The second thought is one hinted at earlier whilst musing upon the fact that not all wolves are evil demons, any more than all pigs, or little girls for that matter, are angels in disguise. To categorise folk is an exercise prone to inaccuracies. Not only can good and bad be found in nations anywhere, regardless of sect, race, gender, colour, creed or nationality, but both saint and sinner hide within the single individual.
It has been remarked that within the newborn babe may dwell a nascent pot-bellied, cantankerous old man, or an over-weight, complaining old woman. Who foretold the future for the tiny babe that grew to be the convicted Moors murderess Myra Hindley, or of Florence Nightingale who brought comfort to the wounded. The sadistic prison guard in Belson and the humanitarian worker risking her life in the earthquake disaster zone both once lay in the cradle. What force chose the path the young child will follow? Which of us is without sin and therefore entitled to throw stones at another? Which of us can say with complete honesty that we would never, as two young pigs did, make a false choice of building materials? Which of us has never had the need to shelter from the storm within the walls erected by one more prudent than us?
The bedtime story we learnt as a child, to be passed on in turn to the next generation, presents the facts of life in simple language, illustrated on a canvas on which only black or white may be daubed. As we grow older the palette contains shades of grey also, as the colours mix. As the painting fills out, the underlying starkness is softened by greys, blues and reds, but the black and white foundation gives the picture structure.
The simple bedtime story introduces us to life in simple, rather stark, terms. It also illustrates that life is about choices. It emphasises that we need to exercise choice from a firm base, for there are those who will harm us if we are casual, seeking always the easy option.
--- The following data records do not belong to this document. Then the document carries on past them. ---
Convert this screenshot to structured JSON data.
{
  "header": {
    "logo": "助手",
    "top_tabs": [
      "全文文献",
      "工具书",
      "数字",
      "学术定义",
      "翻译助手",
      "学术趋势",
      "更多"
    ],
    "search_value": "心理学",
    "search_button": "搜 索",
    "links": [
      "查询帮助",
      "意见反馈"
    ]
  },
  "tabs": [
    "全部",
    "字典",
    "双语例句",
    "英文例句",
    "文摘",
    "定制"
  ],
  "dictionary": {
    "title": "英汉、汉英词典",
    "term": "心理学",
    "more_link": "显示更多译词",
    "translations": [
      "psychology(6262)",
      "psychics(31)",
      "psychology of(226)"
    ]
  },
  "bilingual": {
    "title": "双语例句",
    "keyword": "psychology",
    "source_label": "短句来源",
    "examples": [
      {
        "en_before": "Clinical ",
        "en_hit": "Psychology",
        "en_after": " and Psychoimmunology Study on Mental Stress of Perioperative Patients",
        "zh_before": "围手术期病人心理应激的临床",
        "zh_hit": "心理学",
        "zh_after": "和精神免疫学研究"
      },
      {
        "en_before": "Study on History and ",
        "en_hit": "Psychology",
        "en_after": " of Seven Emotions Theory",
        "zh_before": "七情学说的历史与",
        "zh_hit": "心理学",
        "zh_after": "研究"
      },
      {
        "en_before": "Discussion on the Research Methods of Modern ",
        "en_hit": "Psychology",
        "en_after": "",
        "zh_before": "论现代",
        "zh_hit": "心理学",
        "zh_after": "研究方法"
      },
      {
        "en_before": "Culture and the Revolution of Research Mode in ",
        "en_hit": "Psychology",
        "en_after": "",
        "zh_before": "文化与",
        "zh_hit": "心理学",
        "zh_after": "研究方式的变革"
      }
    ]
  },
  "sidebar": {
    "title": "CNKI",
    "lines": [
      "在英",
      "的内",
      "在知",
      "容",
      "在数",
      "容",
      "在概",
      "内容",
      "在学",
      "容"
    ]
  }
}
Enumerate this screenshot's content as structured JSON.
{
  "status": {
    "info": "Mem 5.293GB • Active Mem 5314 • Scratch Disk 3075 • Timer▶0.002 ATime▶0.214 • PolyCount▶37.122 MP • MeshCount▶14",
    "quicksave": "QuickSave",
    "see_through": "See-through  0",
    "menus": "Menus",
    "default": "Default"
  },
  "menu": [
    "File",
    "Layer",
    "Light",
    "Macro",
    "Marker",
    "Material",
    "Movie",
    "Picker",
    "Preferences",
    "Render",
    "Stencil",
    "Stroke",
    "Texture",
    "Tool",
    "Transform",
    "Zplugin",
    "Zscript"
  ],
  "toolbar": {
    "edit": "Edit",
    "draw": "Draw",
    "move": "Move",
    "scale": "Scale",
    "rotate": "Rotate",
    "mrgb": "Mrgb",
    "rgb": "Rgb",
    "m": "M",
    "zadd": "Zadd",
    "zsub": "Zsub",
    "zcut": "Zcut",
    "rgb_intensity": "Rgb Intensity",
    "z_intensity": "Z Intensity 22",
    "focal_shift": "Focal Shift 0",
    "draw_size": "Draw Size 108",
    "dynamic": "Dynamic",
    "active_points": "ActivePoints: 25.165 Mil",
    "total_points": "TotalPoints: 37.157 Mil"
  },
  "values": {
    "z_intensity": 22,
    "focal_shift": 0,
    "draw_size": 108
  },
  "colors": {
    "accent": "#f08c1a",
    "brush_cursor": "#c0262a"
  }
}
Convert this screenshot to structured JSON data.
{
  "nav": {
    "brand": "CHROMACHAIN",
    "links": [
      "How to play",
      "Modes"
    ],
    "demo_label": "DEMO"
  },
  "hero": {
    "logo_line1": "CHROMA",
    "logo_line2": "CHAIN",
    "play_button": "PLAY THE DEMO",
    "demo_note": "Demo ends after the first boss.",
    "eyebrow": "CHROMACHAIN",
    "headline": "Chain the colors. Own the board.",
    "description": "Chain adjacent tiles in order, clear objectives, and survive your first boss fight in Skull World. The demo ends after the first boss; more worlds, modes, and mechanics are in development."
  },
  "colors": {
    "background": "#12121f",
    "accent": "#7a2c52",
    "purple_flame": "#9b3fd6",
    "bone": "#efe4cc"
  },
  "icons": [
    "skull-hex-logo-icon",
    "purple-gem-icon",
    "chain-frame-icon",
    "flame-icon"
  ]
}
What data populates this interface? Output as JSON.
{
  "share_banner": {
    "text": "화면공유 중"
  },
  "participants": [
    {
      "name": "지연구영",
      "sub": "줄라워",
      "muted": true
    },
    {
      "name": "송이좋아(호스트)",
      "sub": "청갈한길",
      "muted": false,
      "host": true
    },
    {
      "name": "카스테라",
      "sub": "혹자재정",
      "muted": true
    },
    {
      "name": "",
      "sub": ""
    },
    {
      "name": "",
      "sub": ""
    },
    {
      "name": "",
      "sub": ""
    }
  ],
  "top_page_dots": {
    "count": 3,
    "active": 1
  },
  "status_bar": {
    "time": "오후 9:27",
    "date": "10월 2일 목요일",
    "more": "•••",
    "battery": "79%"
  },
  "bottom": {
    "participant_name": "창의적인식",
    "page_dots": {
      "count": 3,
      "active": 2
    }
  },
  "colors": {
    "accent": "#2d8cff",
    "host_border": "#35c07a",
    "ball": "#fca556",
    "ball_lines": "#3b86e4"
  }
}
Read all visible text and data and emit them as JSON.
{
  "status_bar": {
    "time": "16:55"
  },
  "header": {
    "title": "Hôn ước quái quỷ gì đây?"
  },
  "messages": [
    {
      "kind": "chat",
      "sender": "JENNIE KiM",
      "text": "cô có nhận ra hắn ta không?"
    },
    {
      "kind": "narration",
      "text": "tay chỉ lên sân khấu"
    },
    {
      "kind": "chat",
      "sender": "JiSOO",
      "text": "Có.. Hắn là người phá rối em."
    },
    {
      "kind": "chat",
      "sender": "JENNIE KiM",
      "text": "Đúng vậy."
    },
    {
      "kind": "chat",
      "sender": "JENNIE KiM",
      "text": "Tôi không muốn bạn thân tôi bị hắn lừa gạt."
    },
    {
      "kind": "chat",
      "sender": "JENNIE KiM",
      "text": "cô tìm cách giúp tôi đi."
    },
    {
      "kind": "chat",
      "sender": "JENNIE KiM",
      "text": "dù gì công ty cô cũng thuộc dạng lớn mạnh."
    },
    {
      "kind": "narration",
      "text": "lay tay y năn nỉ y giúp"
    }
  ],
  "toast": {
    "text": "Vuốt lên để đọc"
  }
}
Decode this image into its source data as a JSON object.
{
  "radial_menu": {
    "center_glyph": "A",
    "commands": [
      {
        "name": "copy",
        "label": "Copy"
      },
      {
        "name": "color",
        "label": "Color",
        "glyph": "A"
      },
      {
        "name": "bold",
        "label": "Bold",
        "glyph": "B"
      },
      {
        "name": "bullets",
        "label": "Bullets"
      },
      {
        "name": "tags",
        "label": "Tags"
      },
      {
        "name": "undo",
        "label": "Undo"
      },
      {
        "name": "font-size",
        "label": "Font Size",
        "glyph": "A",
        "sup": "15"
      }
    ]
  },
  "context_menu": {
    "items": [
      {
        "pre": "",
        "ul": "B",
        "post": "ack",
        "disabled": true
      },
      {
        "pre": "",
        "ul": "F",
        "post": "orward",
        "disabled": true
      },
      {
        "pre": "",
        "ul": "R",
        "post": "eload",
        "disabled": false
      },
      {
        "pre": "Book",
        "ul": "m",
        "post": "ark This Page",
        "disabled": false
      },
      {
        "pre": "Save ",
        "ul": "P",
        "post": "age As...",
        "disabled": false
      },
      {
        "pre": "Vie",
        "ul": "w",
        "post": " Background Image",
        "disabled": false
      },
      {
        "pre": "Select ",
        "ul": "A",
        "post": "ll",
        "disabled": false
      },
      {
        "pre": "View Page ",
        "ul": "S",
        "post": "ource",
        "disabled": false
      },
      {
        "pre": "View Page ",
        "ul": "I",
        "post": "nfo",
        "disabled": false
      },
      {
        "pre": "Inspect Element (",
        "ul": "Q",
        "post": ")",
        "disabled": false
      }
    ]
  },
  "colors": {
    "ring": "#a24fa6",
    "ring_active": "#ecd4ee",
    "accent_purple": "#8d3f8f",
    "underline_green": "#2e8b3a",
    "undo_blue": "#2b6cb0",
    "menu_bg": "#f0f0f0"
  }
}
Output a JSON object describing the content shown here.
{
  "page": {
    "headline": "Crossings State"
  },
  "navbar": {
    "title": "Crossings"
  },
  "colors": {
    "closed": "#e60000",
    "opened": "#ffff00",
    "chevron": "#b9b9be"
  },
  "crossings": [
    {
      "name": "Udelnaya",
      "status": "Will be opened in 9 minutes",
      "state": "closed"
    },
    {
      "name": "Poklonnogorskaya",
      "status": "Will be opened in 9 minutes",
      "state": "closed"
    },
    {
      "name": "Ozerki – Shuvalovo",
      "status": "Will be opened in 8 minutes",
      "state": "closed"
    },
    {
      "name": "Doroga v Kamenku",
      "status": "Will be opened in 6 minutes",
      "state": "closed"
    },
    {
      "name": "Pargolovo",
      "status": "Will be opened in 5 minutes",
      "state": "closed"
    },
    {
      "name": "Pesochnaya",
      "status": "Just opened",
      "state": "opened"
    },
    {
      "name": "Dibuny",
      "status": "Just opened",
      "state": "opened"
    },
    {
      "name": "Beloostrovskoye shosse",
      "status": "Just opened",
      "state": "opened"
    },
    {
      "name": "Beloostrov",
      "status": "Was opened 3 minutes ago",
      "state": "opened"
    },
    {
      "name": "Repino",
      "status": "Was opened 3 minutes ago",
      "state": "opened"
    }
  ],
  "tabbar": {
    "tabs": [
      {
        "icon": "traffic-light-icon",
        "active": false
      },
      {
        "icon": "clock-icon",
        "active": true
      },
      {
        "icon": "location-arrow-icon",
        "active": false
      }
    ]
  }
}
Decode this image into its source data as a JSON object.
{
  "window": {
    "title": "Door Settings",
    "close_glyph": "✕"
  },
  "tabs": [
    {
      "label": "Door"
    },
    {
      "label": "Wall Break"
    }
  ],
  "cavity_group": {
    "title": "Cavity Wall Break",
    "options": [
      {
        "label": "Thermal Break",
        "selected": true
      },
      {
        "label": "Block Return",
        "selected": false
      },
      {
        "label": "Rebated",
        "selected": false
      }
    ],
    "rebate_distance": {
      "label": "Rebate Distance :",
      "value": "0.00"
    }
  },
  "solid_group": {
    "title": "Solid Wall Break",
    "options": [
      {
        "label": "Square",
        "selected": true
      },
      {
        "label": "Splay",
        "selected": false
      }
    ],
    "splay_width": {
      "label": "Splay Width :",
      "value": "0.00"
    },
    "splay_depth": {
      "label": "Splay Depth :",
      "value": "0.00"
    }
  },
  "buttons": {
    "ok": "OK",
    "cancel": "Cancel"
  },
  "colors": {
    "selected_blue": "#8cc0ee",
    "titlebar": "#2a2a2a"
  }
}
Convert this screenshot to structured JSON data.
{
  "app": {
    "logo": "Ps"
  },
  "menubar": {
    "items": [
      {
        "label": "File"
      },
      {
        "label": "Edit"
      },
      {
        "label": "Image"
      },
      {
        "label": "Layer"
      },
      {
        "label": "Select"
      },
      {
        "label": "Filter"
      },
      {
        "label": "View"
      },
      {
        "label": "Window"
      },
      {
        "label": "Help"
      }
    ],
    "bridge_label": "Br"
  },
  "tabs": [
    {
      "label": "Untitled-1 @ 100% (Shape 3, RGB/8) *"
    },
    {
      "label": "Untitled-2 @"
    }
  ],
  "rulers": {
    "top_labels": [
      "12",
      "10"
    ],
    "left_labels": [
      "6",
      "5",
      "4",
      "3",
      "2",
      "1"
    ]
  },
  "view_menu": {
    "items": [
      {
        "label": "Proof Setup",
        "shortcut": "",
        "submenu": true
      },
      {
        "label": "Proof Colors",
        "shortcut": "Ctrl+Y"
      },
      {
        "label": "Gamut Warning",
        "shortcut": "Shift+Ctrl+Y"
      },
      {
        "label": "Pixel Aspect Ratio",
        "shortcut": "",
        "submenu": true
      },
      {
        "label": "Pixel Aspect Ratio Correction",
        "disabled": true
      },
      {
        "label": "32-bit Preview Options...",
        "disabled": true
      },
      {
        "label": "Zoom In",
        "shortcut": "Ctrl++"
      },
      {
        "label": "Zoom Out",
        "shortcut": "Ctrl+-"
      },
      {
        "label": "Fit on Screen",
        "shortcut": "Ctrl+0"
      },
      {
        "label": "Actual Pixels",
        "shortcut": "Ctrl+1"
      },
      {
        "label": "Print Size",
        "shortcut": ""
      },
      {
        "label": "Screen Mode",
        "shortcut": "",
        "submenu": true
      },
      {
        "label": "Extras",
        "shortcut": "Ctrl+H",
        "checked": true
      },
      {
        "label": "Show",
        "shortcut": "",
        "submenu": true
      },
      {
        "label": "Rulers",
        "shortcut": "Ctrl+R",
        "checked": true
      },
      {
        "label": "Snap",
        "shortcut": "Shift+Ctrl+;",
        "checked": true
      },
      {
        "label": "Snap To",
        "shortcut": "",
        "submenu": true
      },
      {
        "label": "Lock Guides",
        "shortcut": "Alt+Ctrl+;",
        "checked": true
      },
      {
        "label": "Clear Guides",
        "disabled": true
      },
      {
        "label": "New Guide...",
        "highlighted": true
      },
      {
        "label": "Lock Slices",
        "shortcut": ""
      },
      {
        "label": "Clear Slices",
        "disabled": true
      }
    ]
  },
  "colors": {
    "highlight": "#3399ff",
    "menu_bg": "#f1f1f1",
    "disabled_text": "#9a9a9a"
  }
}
As we grow in years we discover that choosing the right option can be difficult. It can also involve making a judgement about which alternative is less wrong, when neither course is stainless and pure.
A re-occurring theme of mine is the complexity of deciding what is the right thing to do when the choices are not between yes or no, black or white, right or wrong, good or bad, but in the no-man’s land between two extremes. We can start from a firm platform of conviction, as did the wisest pig in the tale, and try not to stray too far away from there. There is an old revivalist hymn, not sung in our denomination, but many will know the rousing tune. The first verse poses this question.
Will your anchor hold in the storms of life,
When the clouds unfold their wings of strife?
When the strong tides lift and the cables strain,
Will your anchor drift, or firm remain?
Though the dwelling in the hymn tosses on the sea rather than be rooted on the land, the message is the universal one, presented in fairy tale, bedtime story, parable or novel; there will be huffing and puffing, blizzards and storms, around us on many days in our lives, so make ready beforehand. The big bad wolf is on the rampage.
C.J. Rosling 1 June 2006
Stannington 4 June 2006
Hucklow 18 June 2006